*** SOURCE DATA Section Begins ***

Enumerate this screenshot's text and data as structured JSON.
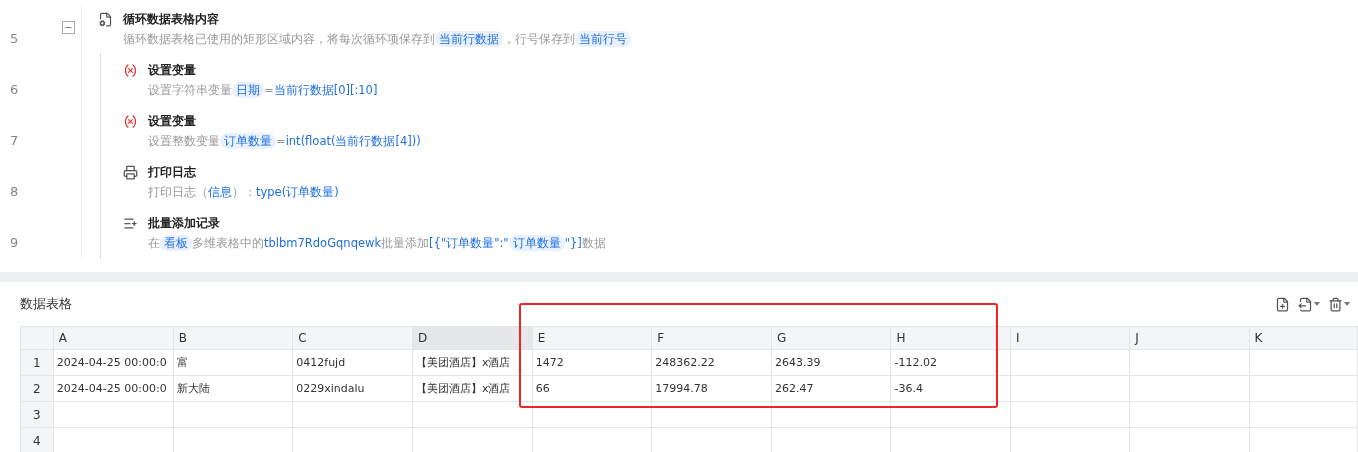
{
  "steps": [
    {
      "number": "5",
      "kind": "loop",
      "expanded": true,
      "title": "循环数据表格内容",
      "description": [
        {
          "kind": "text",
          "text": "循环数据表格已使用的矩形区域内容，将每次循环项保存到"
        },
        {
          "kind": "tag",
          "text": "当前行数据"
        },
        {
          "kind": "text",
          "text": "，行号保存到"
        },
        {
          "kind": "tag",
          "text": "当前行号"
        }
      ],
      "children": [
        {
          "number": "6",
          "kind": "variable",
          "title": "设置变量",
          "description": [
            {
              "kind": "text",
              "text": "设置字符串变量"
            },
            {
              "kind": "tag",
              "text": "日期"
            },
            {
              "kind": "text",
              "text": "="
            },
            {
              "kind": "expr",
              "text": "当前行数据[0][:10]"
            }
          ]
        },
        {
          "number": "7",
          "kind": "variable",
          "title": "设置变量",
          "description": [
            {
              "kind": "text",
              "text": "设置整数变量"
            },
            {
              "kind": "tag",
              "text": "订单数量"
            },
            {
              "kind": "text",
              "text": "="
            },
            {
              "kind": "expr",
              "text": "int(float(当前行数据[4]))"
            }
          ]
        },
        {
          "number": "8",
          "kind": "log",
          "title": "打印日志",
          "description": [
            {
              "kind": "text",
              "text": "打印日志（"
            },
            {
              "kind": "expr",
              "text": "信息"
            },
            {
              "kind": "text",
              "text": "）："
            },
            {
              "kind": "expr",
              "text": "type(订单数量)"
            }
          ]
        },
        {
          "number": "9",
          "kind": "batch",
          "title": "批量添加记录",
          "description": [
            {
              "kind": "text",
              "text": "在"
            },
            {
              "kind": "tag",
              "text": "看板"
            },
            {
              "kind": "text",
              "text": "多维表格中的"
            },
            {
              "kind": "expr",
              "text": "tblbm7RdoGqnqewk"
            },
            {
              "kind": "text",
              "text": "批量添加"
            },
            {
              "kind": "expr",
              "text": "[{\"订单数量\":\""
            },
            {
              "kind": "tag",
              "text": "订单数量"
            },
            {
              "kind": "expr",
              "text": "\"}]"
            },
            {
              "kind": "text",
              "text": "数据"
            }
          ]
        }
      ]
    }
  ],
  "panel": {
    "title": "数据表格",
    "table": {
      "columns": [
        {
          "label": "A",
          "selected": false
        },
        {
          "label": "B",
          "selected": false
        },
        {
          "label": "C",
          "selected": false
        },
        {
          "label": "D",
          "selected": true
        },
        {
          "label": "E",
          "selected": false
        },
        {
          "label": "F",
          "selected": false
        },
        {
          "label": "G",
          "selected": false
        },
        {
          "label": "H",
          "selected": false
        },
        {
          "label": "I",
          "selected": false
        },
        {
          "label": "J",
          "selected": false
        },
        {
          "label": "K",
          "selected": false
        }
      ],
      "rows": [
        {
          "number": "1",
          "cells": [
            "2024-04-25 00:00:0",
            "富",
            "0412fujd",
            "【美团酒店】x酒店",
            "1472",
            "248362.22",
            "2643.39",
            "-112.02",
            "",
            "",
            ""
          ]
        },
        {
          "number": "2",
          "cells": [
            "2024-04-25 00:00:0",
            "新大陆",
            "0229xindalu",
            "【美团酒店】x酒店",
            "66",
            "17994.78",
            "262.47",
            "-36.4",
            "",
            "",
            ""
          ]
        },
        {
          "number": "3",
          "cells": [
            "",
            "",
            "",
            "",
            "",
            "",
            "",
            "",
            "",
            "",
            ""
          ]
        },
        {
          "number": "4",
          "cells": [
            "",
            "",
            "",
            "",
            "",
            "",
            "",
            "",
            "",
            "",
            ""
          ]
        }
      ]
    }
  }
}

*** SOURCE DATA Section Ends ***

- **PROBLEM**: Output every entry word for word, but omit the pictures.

- **WRITTEN ANSWER**:
Enumerate this screenshot's text and data as structured JSON.
{
  "steps": [
    {
      "number": "5",
      "kind": "loop",
      "expanded": true,
      "title": "循环数据表格内容",
      "description": [
        {
          "kind": "text",
          "text": "循环数据表格已使用的矩形区域内容，将每次循环项保存到"
        },
        {
          "kind": "tag",
          "text": "当前行数据"
        },
        {
          "kind": "text",
          "text": "，行号保存到"
        },
        {
          "kind": "tag",
          "text": "当前行号"
        }
      ],
      "children": [
        {
          "number": "6",
          "kind": "variable",
          "title": "设置变量",
          "description": [
            {
              "kind": "text",
              "text": "设置字符串变量"
            },
            {
              "kind": "tag",
              "text": "日期"
            },
            {
              "kind": "text",
              "text": "="
            },
            {
              "kind": "expr",
              "text": "当前行数据[0][:10]"
            }
          ]
        },
        {
          "number": "7",
          "kind": "variable",
          "title": "设置变量",
          "description": [
            {
              "kind": "text",
              "text": "设置整数变量"
            },
            {
              "kind": "tag",
              "text": "订单数量"
            },
            {
              "kind": "text",
              "text": "="
            },
            {
              "kind": "expr",
              "text": "int(float(当前行数据[4]))"
            }
          ]
        },
        {
          "number": "8",
          "kind": "log",
          "title": "打印日志",
          "description": [
            {
              "kind": "text",
              "text": "打印日志（"
            },
            {
              "kind": "expr",
              "text": "信息"
            },
            {
              "kind": "text",
              "text": "）："
            },
            {
              "kind": "expr",
              "text": "type(订单数量)"
            }
          ]
        },
        {
          "number": "9",
          "kind": "batch",
          "title": "批量添加记录",
          "description": [
            {
              "kind": "text",
              "text": "在"
            },
            {
              "kind": "tag",
              "text": "看板"
            },
            {
              "kind": "text",
              "text": "多维表格中的"
            },
            {
              "kind": "expr",
              "text": "tblbm7RdoGqnqewk"
            },
            {
              "kind": "text",
              "text": "批量添加"
            },
            {
              "kind": "expr",
              "text": "[{\"订单数量\":\""
            },
            {
              "kind": "tag",
              "text": "订单数量"
            },
            {
              "kind": "expr",
              "text": "\"}]"
            },
            {
              "kind": "text",
              "text": "数据"
            }
          ]
        }
      ]
    }
  ],
  "panel": {
    "title": "数据表格",
    "table": {
      "columns": [
        {
          "label": "A",
          "selected": false
        },
        {
          "label": "B",
          "selected": false
        },
        {
          "label": "C",
          "selected": false
        },
        {
          "label": "D",
          "selected": true
        },
        {
          "label": "E",
          "selected": false
        },
        {
          "label": "F",
          "selected": false
        },
        {
          "label": "G",
          "selected": false
        },
        {
          "label": "H",
          "selected": false
        },
        {
          "label": "I",
          "selected": false
        },
        {
          "label": "J",
          "selected": false
        },
        {
          "label": "K",
          "selected": false
        }
      ],
      "rows": [
        {
          "number": "1",
          "cells": [
            "2024-04-25 00:00:0",
            "富",
            "0412fujd",
            "【美团酒店】x酒店",
            "1472",
            "248362.22",
            "2643.39",
            "-112.02",
            "",
            "",
            ""
          ]
        },
        {
          "number": "2",
          "cells": [
            "2024-04-25 00:00:0",
            "新大陆",
            "0229xindalu",
            "【美团酒店】x酒店",
            "66",
            "17994.78",
            "262.47",
            "-36.4",
            "",
            "",
            ""
          ]
        },
        {
          "number": "3",
          "cells": [
            "",
            "",
            "",
            "",
            "",
            "",
            "",
            "",
            "",
            "",
            ""
          ]
        },
        {
          "number": "4",
          "cells": [
            "",
            "",
            "",
            "",
            "",
            "",
            "",
            "",
            "",
            "",
            ""
          ]
        }
      ]
    }
  }
}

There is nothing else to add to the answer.